▶ [Required work]:
Your answer is one number, how many lines in the entries include "appearance".
Records for processing below:
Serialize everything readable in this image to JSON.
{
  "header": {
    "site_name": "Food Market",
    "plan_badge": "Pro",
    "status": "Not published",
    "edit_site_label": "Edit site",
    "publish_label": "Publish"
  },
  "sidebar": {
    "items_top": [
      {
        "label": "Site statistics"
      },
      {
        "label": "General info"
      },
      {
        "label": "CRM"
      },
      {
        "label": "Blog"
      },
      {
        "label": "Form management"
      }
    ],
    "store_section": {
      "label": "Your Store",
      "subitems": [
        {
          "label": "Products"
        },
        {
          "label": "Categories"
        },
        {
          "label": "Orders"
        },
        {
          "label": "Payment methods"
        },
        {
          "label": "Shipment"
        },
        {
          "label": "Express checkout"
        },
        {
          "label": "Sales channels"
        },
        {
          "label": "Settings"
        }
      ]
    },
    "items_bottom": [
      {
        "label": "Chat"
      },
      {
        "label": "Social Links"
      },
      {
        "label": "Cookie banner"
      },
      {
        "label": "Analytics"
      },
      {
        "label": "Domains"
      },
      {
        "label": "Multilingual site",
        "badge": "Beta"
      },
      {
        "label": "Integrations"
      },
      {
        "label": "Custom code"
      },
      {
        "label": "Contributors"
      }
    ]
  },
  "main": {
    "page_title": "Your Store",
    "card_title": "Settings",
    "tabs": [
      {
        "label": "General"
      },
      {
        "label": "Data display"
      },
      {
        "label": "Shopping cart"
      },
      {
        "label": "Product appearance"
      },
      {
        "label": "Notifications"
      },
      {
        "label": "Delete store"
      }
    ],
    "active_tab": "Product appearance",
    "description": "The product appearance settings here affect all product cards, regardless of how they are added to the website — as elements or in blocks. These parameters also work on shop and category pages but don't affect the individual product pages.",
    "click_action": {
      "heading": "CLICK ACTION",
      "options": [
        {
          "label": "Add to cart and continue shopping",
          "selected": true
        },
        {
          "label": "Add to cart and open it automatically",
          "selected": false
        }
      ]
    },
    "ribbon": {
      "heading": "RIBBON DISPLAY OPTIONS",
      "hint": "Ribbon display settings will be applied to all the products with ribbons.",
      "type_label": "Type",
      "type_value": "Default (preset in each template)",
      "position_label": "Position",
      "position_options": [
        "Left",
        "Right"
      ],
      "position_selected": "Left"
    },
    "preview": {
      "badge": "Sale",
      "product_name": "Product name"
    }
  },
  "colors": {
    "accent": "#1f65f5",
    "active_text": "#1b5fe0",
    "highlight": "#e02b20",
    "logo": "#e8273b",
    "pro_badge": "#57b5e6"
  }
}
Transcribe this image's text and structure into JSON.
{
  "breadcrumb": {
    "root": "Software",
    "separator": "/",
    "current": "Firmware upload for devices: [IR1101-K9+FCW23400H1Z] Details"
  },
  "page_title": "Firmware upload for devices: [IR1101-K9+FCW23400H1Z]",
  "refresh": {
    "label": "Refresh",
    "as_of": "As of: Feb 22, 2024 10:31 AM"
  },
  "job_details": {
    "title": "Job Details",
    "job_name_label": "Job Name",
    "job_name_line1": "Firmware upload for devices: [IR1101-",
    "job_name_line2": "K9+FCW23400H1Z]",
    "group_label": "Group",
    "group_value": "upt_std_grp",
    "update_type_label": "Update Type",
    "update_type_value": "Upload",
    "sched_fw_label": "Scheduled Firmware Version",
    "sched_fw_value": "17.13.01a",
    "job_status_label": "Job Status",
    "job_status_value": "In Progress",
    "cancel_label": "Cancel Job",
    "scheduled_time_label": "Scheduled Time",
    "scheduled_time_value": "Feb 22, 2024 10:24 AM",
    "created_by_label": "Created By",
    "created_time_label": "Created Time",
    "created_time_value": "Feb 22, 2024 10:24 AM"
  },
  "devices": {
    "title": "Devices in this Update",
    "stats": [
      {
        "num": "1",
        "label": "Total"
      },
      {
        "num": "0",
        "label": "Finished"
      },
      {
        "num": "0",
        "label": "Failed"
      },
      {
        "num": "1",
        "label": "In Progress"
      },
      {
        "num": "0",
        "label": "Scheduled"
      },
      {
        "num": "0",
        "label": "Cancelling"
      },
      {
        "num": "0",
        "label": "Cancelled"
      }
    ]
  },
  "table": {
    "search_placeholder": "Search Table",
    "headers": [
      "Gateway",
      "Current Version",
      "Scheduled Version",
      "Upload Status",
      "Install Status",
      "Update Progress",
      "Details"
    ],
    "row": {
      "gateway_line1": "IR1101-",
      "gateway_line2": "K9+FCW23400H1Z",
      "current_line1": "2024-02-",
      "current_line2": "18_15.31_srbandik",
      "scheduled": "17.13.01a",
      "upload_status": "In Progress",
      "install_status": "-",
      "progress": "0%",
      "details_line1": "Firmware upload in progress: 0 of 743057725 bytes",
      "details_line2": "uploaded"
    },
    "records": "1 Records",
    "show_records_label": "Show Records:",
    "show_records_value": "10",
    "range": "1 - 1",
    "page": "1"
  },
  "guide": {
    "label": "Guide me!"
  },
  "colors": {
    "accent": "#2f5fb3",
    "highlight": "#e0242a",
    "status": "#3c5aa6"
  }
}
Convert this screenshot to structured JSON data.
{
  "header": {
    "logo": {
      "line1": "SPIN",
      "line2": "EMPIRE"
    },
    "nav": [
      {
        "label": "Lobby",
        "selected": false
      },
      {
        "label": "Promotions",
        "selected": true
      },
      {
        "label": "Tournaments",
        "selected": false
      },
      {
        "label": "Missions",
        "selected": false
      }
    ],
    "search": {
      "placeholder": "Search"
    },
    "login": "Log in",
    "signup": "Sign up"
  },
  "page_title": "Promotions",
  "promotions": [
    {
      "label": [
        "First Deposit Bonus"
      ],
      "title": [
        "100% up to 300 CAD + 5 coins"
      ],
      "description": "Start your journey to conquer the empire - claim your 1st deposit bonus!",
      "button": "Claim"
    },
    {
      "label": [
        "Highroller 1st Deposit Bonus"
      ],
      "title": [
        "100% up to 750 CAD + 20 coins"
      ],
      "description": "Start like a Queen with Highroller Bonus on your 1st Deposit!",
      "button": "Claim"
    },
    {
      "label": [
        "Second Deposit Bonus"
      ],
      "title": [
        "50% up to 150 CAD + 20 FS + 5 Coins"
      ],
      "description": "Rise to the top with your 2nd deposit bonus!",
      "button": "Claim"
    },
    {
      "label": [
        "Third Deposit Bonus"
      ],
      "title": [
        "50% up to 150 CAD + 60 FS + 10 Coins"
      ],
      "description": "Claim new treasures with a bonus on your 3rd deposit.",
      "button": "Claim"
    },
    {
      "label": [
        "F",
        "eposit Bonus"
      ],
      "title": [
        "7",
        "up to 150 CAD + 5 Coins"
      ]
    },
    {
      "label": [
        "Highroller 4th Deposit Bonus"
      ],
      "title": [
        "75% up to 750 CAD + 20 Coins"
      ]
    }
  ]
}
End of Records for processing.
▶ [The completed task]:
3